Reviews of “Madam Secretary”
Brian Lowry, Variety
Like most CBS dramas, “Madam Secretary” was clearly developed with a time period in mind — another high-powered, classily cast drama about a woman with ripped-from-the-headlines undertones. Yet this lead-in to “The Good Wife” plays more like a slightly simple-minded return to “The West Wing,” with Tea Leoni as the reluctant Secretary of State, chosen (after her predecessor’s somewhat suspicious death) specifically for her lack of political ambitions. So come for the Hillary factor, and stay for the feel-good foreign policy practiced with courage and intelligence, or at least, so CBS hopes.
Willa Paskin, Slate
The last few years have been great ones for political series that center on women and see politics in shades that range from dark to pitch black. (In addition to the two just-named network shows, there’s “Veep” and “Parks and Recreation.”) This would seem to create an opportunity for a show like “Madam Secretary,” which takes an old-fashioned, “West Wing”–like view of politics as a civic duty performed by men and women trying their best in complicated situations. But instead of feeling pleasantly optimistic, “Madam Secretary” is just really, really dull, as if someone tried to make a counterweight to “Scandal” with only the boring parts — plus one shamelessly ripped-off conspiracy theory.
Matt Zoller Seitz, Vulture
I’d prefer to see “Madam Secretary” settle into a sort of procedural or political-crisis-of-the-week mode, in which the main source of entertainment is watching Elizabeth knit her brow and call in favors and get whatever it is she wants (or fail in the process). The business of downed planes and black ops and cover-ups is just tired; it happens in life, yes, but we see it happen so frequently on TV that it has lost whatever appeal it once had. I’d rather have “The West Wing” back, or some version of it.
Maureen Ryan, Huffington Post
Tea Leoni is terrific and it’s great to see her back on TV, but even she can’t make some of the clunkier stuff work. All the State Department characters around Leoni’s character are poorly defined and uninteresting, the show seems tone-deaf about how Washington and the media really work, and the home-life story lines are either cloying or painfully clumsy. If the world tells me this show improves a lot, I’ll give it another chance, but so far, “Madam Secretary” is an elegantly appointed disappointment.

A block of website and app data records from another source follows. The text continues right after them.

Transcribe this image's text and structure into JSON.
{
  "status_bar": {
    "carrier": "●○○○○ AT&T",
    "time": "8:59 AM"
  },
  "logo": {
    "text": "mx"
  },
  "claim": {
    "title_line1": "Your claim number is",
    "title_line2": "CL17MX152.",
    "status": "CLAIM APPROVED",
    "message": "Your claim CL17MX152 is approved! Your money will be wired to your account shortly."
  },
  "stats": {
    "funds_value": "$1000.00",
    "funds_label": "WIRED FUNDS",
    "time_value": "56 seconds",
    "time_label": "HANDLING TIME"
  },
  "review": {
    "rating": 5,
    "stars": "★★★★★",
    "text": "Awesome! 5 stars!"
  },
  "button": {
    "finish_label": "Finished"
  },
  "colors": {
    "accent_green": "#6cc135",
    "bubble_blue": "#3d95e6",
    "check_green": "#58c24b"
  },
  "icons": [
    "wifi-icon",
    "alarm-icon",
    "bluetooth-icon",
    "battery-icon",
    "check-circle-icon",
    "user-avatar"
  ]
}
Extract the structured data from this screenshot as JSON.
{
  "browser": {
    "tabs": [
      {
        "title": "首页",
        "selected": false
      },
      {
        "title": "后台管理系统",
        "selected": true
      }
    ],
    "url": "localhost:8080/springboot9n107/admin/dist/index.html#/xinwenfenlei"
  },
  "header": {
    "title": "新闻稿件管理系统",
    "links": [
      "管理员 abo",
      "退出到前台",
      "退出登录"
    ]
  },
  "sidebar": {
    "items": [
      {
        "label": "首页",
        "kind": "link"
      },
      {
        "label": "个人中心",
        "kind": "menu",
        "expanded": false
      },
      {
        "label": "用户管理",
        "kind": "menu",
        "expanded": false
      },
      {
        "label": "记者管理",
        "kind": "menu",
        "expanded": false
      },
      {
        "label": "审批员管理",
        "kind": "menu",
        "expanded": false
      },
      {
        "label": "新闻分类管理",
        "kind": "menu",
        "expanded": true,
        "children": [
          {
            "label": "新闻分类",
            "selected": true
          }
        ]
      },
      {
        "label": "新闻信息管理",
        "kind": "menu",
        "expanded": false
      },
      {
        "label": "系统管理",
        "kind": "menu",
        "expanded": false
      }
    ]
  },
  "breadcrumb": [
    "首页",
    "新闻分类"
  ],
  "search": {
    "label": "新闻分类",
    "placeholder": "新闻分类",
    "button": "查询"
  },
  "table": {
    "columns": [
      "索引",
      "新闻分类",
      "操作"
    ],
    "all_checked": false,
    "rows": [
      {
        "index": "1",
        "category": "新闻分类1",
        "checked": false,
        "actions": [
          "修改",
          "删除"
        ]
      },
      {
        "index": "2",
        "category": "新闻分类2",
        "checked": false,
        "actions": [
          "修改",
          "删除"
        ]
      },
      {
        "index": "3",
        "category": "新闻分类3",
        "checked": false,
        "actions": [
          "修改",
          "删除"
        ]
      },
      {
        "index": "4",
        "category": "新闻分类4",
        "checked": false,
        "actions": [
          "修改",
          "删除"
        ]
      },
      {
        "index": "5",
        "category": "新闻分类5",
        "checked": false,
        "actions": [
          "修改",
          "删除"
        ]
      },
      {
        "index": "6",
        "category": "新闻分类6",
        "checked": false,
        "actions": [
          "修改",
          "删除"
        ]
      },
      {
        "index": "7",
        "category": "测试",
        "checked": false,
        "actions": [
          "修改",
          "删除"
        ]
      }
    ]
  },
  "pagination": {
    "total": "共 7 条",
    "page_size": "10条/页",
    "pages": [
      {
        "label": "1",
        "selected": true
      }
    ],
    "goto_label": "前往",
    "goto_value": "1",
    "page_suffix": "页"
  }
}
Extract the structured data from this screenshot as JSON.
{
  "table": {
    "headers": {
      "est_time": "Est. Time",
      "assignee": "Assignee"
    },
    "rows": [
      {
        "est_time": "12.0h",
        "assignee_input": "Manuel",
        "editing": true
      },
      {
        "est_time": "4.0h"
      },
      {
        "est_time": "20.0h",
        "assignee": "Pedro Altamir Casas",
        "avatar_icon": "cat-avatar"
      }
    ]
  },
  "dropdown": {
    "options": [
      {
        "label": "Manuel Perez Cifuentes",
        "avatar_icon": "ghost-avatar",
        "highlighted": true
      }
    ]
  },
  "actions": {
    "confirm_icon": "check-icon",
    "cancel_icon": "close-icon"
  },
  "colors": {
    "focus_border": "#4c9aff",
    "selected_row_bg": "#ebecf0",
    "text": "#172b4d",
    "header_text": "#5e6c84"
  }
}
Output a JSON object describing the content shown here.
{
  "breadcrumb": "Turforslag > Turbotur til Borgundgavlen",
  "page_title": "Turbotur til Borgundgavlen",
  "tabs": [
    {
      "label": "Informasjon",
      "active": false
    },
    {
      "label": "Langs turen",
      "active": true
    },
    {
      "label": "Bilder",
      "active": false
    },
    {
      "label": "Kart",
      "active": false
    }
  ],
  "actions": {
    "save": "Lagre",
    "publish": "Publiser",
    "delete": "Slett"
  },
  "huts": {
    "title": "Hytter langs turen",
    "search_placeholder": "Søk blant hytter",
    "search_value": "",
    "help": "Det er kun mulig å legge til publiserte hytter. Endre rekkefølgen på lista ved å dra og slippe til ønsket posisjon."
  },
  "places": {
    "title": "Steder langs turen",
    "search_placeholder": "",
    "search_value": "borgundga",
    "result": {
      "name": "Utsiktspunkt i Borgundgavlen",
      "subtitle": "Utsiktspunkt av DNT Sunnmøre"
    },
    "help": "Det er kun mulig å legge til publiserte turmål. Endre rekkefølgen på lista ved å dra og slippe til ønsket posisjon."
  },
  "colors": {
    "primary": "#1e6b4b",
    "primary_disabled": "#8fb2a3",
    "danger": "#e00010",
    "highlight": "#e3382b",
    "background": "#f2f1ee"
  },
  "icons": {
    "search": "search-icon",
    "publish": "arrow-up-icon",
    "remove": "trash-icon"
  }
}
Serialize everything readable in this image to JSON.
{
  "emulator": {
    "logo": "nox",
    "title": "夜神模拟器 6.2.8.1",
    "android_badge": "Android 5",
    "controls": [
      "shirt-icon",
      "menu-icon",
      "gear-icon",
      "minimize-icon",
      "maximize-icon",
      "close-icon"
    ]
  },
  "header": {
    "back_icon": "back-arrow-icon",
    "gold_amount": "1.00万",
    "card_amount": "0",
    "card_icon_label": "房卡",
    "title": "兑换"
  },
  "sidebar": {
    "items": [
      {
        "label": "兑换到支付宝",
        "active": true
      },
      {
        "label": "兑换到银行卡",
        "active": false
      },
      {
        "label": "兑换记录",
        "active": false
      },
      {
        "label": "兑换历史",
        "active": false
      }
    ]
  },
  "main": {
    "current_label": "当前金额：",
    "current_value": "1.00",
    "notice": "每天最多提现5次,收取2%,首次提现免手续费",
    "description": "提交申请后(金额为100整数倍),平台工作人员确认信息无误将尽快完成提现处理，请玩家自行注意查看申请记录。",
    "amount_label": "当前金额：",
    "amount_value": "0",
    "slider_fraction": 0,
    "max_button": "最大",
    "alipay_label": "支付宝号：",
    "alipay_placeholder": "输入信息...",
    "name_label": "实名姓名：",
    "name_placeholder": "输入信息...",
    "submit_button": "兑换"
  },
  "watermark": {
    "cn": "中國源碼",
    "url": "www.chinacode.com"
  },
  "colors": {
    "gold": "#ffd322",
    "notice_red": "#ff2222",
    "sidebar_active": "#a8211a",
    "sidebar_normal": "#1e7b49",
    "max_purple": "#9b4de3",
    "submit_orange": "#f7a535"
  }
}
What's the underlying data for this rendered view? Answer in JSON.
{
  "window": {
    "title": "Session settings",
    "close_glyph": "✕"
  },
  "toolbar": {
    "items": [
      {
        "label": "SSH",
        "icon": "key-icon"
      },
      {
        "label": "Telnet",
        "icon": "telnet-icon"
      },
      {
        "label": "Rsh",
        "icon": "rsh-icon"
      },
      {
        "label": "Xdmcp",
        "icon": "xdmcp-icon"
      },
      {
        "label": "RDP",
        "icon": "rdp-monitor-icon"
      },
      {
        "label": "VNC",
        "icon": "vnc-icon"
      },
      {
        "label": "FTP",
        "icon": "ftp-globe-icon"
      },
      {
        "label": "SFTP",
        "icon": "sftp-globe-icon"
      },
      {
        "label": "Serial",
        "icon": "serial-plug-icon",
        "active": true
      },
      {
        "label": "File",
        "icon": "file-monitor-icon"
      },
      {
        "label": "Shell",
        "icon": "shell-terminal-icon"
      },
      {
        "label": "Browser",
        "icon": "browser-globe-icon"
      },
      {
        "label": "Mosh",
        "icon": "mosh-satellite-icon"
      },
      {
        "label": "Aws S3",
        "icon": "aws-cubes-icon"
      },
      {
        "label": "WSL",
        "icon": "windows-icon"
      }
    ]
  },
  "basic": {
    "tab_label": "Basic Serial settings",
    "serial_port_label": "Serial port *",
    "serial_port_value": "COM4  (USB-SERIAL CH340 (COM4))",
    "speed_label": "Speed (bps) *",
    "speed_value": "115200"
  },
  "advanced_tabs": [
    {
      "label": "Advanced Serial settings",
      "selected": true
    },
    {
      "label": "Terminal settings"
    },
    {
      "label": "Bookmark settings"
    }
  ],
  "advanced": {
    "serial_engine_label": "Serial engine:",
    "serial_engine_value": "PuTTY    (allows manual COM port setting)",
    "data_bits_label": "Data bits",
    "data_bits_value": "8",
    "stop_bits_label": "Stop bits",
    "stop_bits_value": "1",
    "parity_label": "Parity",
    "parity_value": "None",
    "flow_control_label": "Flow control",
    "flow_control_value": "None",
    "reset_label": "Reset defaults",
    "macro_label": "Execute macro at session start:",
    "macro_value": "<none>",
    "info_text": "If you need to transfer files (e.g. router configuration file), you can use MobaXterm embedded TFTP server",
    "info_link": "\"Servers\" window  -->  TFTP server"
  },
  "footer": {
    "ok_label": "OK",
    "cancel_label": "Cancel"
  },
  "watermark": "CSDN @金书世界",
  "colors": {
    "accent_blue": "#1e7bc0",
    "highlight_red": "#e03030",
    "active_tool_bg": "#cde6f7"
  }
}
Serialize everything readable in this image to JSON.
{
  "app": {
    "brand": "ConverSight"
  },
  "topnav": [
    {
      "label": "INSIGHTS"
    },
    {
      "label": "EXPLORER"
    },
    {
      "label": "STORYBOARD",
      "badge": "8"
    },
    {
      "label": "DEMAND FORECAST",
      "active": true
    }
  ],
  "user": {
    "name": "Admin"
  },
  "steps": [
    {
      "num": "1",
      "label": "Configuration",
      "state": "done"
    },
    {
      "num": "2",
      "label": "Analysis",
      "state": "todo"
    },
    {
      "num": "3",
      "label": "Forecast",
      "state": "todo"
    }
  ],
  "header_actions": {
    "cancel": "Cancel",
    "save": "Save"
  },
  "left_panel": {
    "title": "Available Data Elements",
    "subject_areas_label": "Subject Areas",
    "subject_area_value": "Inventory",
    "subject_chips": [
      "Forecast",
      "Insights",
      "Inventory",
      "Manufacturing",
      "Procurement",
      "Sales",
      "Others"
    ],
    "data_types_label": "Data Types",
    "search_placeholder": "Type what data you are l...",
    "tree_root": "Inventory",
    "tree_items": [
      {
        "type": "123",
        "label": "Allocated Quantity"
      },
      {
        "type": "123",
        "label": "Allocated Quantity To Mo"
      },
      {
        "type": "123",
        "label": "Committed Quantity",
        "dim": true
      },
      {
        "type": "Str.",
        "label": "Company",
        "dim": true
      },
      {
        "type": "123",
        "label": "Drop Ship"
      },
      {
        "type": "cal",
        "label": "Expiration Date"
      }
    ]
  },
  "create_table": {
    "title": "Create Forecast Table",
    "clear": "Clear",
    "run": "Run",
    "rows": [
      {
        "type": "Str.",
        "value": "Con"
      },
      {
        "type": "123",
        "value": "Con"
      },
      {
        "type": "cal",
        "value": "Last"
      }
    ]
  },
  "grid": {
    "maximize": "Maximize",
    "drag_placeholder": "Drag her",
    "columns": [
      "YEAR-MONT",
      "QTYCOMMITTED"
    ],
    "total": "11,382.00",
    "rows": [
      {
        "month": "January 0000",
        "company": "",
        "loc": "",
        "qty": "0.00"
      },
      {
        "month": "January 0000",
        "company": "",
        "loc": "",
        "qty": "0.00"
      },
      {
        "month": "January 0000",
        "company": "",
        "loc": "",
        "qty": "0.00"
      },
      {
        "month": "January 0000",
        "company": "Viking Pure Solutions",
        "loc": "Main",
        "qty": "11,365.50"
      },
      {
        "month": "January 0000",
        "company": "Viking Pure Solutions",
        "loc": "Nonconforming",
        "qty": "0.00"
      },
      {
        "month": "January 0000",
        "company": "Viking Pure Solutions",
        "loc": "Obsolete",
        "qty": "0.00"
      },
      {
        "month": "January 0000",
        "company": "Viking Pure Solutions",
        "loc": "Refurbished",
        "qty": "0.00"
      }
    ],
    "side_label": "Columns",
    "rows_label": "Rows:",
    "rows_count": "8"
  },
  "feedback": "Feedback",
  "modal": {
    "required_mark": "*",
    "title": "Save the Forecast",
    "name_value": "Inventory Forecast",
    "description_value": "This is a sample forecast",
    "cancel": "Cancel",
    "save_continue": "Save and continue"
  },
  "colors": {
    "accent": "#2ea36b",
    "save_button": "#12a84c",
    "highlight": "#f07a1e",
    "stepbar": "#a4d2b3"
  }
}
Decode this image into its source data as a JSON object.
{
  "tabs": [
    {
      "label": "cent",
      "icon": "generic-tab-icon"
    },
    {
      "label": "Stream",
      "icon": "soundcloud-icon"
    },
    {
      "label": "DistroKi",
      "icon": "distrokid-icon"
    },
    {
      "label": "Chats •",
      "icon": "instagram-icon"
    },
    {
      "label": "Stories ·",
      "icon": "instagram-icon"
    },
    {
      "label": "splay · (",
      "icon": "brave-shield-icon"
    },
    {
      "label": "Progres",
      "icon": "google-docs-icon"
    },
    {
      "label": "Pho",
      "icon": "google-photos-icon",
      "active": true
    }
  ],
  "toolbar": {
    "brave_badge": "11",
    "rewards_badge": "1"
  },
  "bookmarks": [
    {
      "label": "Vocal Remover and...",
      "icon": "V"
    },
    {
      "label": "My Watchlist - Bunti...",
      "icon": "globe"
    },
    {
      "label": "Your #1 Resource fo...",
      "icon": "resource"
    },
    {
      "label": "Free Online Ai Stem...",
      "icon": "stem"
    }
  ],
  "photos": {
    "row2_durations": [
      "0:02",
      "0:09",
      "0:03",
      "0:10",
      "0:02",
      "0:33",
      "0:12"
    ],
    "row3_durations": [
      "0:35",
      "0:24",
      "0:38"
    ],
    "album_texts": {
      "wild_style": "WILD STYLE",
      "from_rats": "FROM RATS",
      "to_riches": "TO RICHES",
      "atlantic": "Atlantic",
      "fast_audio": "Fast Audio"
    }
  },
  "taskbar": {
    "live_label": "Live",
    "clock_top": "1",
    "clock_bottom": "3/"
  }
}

Alan Sepinwall, HitFix
“Madam Secretary” — which stars Leoni as Elizabeth Faulkner McCord, a former CIA analyst and college professor appointed to be Secretary of State after her predecessor dies in a plane crash — doesn’t lack for talent on either side of the camera. Leoni is herself someone whom casting directors have been trying to bring back to TV for years, [and] it’s easy to see the bones of a “Good Wife”-style show that deals with politics on an international stage. The problem is that “Madam Secretary,” at least through its first three episodes, is a pretty clunky enterprise.
Sonia Saraiya, A.V. Club
“Madam Secretary” is not perfect, but it could be. There are seeds of something excellent in this pilot, one that’s able to tell a character-driven story in a world that’s constantly changing. It’s unlikely that “Madam Secretary” will ever get quite as wonky as “The West Wing” or as nitty-gritty about intelligence as “Homeland.” But the pilot demonstrates interest in making the smart and successful woman at its core into a real character, instead of an easy set of character shortcuts that exist for some other purpose.
Matt Brennan, Slant
It’s ardently conventional, even corny—and yet, against all odds, it’s sort of winning too.
Hank Stuever, Washington Post
“Madam Secretary” isn’t going to win any plausibility awards (which is fine since television doesn’t dole out any plausibility awards), but it has a firm enough grip on reality that it won’t send discerning viewers’ eyeballs rolling up into their craniums.